Dataset excerpts:
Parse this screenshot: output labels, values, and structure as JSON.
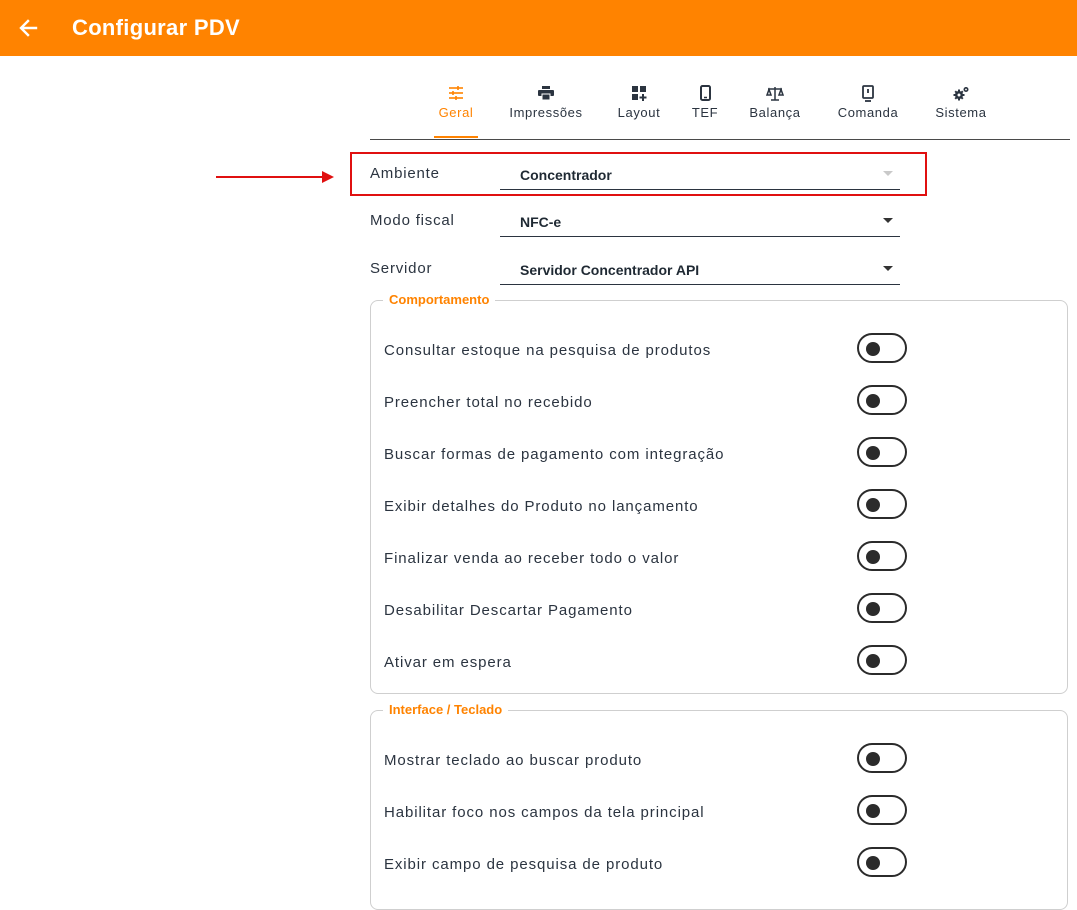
{
  "appbar": {
    "title": "Configurar PDV",
    "back_icon": "arrow-left-icon",
    "background": "#ff8300"
  },
  "tabs": [
    {
      "label": "Geral",
      "icon": "sliders-icon",
      "active": true
    },
    {
      "label": "Impressões",
      "icon": "printer-icon",
      "active": false
    },
    {
      "label": "Layout",
      "icon": "grid-add-icon",
      "active": false
    },
    {
      "label": "TEF",
      "icon": "phone-icon",
      "active": false
    },
    {
      "label": "Balança",
      "icon": "scale-icon",
      "active": false
    },
    {
      "label": "Comanda",
      "icon": "tablet-icon",
      "active": false
    },
    {
      "label": "Sistema",
      "icon": "gears-icon",
      "active": false
    }
  ],
  "fields": {
    "ambiente": {
      "label": "Ambiente",
      "value": "Concentrador"
    },
    "modo_fiscal": {
      "label": "Modo fiscal",
      "value": "NFC-e"
    },
    "servidor": {
      "label": "Servidor",
      "value": "Servidor Concentrador API"
    }
  },
  "comportamento": {
    "title": "Comportamento",
    "options": [
      {
        "label": "Consultar estoque na pesquisa de produtos",
        "enabled": false
      },
      {
        "label": "Preencher total no recebido",
        "enabled": false
      },
      {
        "label": "Buscar formas de pagamento com integração",
        "enabled": false
      },
      {
        "label": "Exibir detalhes do Produto no lançamento",
        "enabled": false
      },
      {
        "label": "Finalizar venda ao receber todo o valor",
        "enabled": false
      },
      {
        "label": "Desabilitar Descartar Pagamento",
        "enabled": false
      },
      {
        "label": "Ativar em espera",
        "enabled": false
      }
    ]
  },
  "interface": {
    "title": "Interface / Teclado",
    "options": [
      {
        "label": "Mostrar teclado ao buscar produto",
        "enabled": false
      },
      {
        "label": "Habilitar foco nos campos da tela principal",
        "enabled": false
      },
      {
        "label": "Exibir campo de pesquisa de produto",
        "enabled": false
      }
    ]
  },
  "colors": {
    "accent": "#ff8300",
    "annotation": "#e01010",
    "text": "#2b3440"
  }
}
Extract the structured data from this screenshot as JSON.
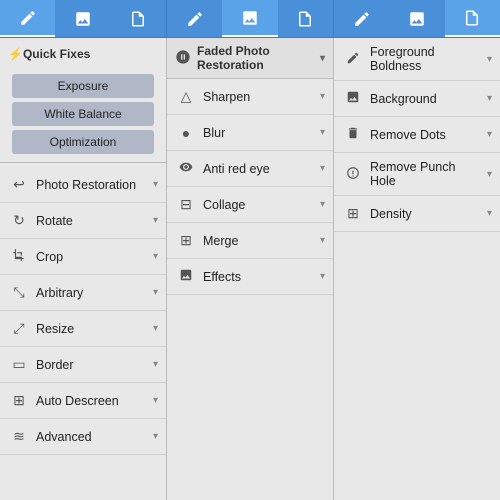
{
  "tabs": {
    "sections": [
      {
        "items": [
          {
            "icon": "✏️",
            "active": true
          },
          {
            "icon": "🖼️",
            "active": false
          },
          {
            "icon": "📄",
            "active": false
          }
        ]
      },
      {
        "items": [
          {
            "icon": "✏️",
            "active": false
          },
          {
            "icon": "🖼️",
            "active": true
          },
          {
            "icon": "📄",
            "active": false
          }
        ]
      },
      {
        "items": [
          {
            "icon": "✏️",
            "active": false
          },
          {
            "icon": "🖼️",
            "active": false
          },
          {
            "icon": "📄",
            "active": true
          }
        ]
      }
    ]
  },
  "panel1": {
    "quick_fixes_label": "Quick Fixes",
    "buttons": [
      "Exposure",
      "White Balance",
      "Optimization"
    ],
    "menu_items": [
      {
        "label": "Photo Restoration",
        "icon": "↩"
      },
      {
        "label": "Rotate",
        "icon": "↻"
      },
      {
        "label": "Crop",
        "icon": "⊡"
      },
      {
        "label": "Arbitrary",
        "icon": "⤡"
      },
      {
        "label": "Resize",
        "icon": "⤢"
      },
      {
        "label": "Border",
        "icon": "▭"
      },
      {
        "label": "Auto Descreen",
        "icon": "⊞"
      },
      {
        "label": "Advanced",
        "icon": "≋"
      }
    ]
  },
  "panel2": {
    "header_label": "Faded Photo Restoration",
    "menu_items": [
      {
        "label": "Sharpen",
        "icon": "△"
      },
      {
        "label": "Blur",
        "icon": "●"
      },
      {
        "label": "Anti red eye",
        "icon": "👁"
      },
      {
        "label": "Collage",
        "icon": "⊟"
      },
      {
        "label": "Merge",
        "icon": "⊞"
      },
      {
        "label": "Effects",
        "icon": "🖼"
      }
    ]
  },
  "panel3": {
    "menu_items": [
      {
        "label": "Foreground Boldness",
        "icon": "✏"
      },
      {
        "label": "Background",
        "icon": "🖼"
      },
      {
        "label": "Remove Dots",
        "icon": "✂"
      },
      {
        "label": "Remove Punch Hole",
        "icon": "⊙"
      },
      {
        "label": "Density",
        "icon": "⊞"
      }
    ]
  }
}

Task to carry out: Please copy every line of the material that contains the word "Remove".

Your solution:
        "label": "Remove Dots",
        "label": "Remove Punch Hole",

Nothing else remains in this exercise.